Bonnie Fusarelli remembers the first cohort of N.C. State University’s Educational Leadership Academy (NELA). She had a big jar in her office, and when that cohort graduated in 2012, she put a marble in for each new principal prepared. She told herself that when the jar was full, her work would be done.
Instead, she got a bigger jar.
Fusarelli, the founder and director of NELA, spoke at a reunion of NELA grads celebrating the program’s 10-year anniversary last week. Since its inception, the program has graduated 296 students and won accolades, including being one of only six programs out of hundreds in the country to be called “exemplary” by the University Council for Educational Administration.
According to its website, 90% of the schools that have a NELA graduate as a principal met or exceeded growth in the 2018-19 school year. Overall, only 75% of principals in schools in North Carolina did the same.
The program subsidizes tuition for higher degrees for potential principals, sets them up with internships, and works with districts to make sure its graduates have somewhere to go, all while trying to ensure that districts — especially low-performing ones — get the best school leaders they can.
Standing in a crowded room at N.C. State University last Thursday, Fusarelli told the NELA graduates about their importance to the state.
“When we start thinking about how leaders can make a difference in North Carolina, the folks in this room are the people doing that work,” she said. “The people who have made a difference.”
Yolanda Wiggins is one of those people. She graduated with the first cohort back in 2012. She now works as the director of professional learning and special programs for Nash County Public Schools.
She initially didn’t even want to lead a school, but her principal told her that she would be good at it. She figured she would give it a shot.
She gave a quote from “Harry Potter” to explain her journey to becoming an administrator. It is from Professor Dumbledore to Potter:
“It is a curious thing, Harry, but perhaps those who are best suited to power are those who have never sought it. Those who, like you, have leadership thrust upon them, and take up the mantle because they must, and find to their own surprise that they wear it well.”
Wiggins said that’s exactly what happened to her.
“I got into it, and I was like, ‘Oh I can do this,'” she said. “So I stayed.”
One of the mantras essential to NELA is the notion of “paying it forward.” Wiggins said she wants to continue to do that, just as others did for her.
For instance, she was assigned an executive coach back when she was training to become a principal with NELA. All these years later, they still meet.
“Pioneers.

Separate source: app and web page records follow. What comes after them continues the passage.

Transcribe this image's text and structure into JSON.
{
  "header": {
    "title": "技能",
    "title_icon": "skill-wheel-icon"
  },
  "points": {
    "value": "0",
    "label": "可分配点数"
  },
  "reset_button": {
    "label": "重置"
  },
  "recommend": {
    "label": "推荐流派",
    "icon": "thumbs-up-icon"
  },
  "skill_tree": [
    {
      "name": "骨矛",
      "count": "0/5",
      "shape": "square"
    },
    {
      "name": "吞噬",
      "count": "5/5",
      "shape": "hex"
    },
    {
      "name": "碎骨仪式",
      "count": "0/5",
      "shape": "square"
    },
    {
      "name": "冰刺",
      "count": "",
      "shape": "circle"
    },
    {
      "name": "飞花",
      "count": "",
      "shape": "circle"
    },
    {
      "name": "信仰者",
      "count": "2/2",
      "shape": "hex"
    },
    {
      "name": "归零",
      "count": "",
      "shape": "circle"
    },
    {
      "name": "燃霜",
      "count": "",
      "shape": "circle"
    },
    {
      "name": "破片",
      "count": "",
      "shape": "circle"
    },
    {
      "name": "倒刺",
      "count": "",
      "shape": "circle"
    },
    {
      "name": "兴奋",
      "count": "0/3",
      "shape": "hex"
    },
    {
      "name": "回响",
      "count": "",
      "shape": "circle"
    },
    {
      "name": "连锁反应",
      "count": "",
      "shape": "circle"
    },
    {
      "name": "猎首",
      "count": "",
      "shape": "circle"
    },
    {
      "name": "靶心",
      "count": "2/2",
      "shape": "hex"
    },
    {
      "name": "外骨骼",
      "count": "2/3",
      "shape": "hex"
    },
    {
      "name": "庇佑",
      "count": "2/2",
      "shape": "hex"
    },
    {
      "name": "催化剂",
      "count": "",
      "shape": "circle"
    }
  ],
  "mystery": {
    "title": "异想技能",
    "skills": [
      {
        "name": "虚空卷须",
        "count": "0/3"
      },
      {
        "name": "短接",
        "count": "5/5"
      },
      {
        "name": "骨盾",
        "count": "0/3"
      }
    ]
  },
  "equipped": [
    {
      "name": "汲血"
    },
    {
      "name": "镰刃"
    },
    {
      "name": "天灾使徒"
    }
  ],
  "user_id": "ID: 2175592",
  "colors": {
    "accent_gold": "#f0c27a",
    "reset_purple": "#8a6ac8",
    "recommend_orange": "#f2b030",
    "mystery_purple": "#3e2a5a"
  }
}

Trailblazers. Yeah, that’s important,” Wiggins said. “Looking around this room, to know that we were a part of the start to this, that’s exciting.”
Thomas Loftin is an instructional technology facilitator at Greene County Middle School in Greene County Schools. He said that educators often work in isolation, and seeing all the people in the room and being part of a cohort system helps him to understand the important work NELA is doing in the state.
“It really builds a sense of community, a deeper sense of trust that the work we’re doing here, it’s worthwhile,” he said.
Also in attendance at the reunion was Bill Harrison. He has served as superintendent of multiple state districts and was the chair of the State Board of Education from 2009-2013. He was also instrumental in launching NELA.
Around 2010, then-Gov. Bev Perdue asked Harrison what it would take to make sure every school and student in the state was successful. He said it would take a great leader in every school. NELA was a part of making that happen.
Harrison, who was already familiar with Fusarelli and her work, asked her to seek out a grant for her principal program. A grant from the Bill & Melinda Gates Foundation got the program started, though it only came with money to fund it for one year. Education grants from the federal Race to the Top program helped round out the funding.
He told those gathered at the reunion that what the program is and has always been looking for is courageous leaders.
“As a teacher, as a principal, as a superintendent, as chairman of the State Board, I thought it was my moral obligation, my moral responsibility to do everything I possibly could to ensure that every child got what my wife and I wanted for our … children,” he said. “You guys do that.”
Editor’s Note: A quote in this story by Yolanda Wiggins was clarified.